▶ _DATASET EXTRACT_

* * * * *

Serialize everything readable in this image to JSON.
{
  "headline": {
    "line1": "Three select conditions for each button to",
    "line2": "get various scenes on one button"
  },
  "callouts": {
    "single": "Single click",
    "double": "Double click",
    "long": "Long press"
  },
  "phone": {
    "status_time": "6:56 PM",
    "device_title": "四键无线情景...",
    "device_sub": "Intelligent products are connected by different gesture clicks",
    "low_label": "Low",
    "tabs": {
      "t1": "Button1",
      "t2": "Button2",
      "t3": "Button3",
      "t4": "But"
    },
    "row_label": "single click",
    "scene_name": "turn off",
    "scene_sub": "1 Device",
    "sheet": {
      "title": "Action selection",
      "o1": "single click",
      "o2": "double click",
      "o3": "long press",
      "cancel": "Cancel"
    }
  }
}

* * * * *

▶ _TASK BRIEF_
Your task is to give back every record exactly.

▶ _EXPECTED ANSWER_
Serialize everything readable in this image to JSON.
{
  "headline": {
    "line1": "Three select conditions for each button to",
    "line2": "get various scenes on one button"
  },
  "callouts": {
    "single": "Single click",
    "double": "Double click",
    "long": "Long press"
  },
  "phone": {
    "status_time": "6:56 PM",
    "device_title": "四键无线情景...",
    "device_sub": "Intelligent products are connected by different gesture clicks",
    "low_label": "Low",
    "tabs": {
      "t1": "Button1",
      "t2": "Button2",
      "t3": "Button3",
      "t4": "But"
    },
    "row_label": "single click",
    "scene_name": "turn off",
    "scene_sub": "1 Device",
    "sheet": {
      "title": "Action selection",
      "o1": "single click",
      "o2": "double click",
      "o3": "long press",
      "cancel": "Cancel"
    }
  }
}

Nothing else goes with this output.